Aisha Musa hold a Ph.D. in Arabic and Islamic studies from the Department of Near Eastern Languages and Civilizations at Harvard University. Her research and teaching interests include Hadith and Sunna, translation of classical Arabic texts, Qur’anic interpretation, women’s issues, Islamic Law, and modern-day reformist and neo-traditionalist movements. Her work in the formative and classical periods of Islamic history, and her interdisciplinary work in the contemporary period, make it possible to bridge the divide between past and present.

An independent scholar, consultant, coach, writer, and wisdom seeker, Connie Taylor aims to foster an understanding of the value of our human connections in both our personal and business lives. Taylor holds a Ph.D. and MEd and has served both the for-profit and not-for-profit business sectors with strategic planning, business development, and execution strategies.

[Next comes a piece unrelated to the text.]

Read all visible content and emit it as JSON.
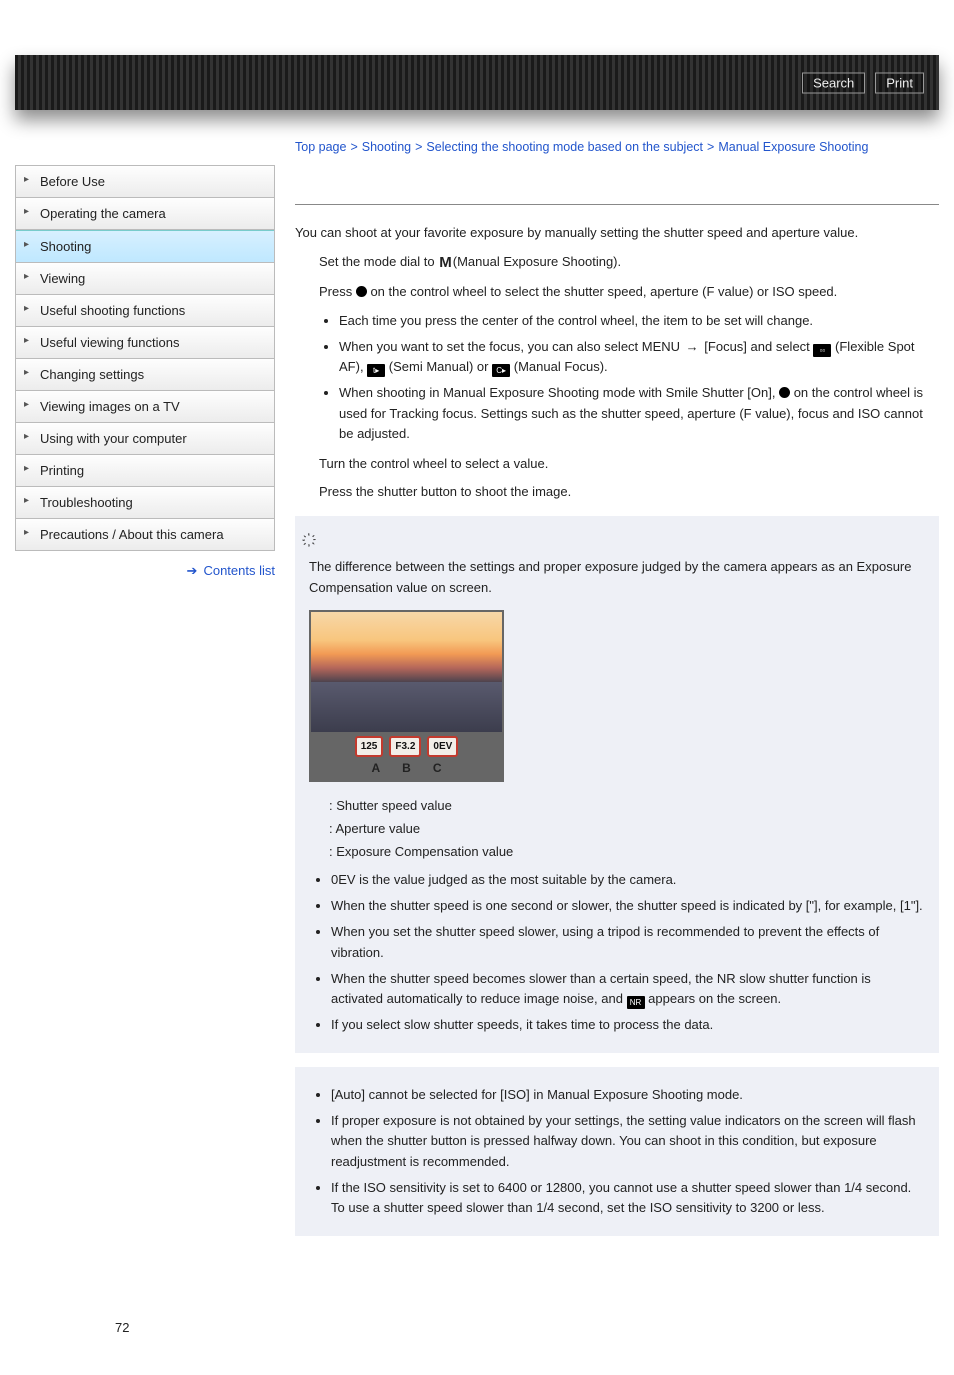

Emily Winerock, a Pittsburgh, Pennsylvania-based historian focuses on the practices and politics of dance in 16th- and 17th-century Europe. Her publications include essays in Playthings in Early Modernity (2017); The Sacralization of Space and Behavior in the Early Modern World (2015); and Worth and Repute: Valuing Gender in Late Medieval and Early Modern Europe (2011); as well as reviews in Renaissance Quarterly, Early Theatre, and Dance Chronicle. She is a co-founder of the Shakespeare and Dance Project, and the founder and moderator of the Dance Historians Network on LinkedIn. A scholar-practitioner, she also teaches Renaissance dance workshops and choreographs for theatrical productions.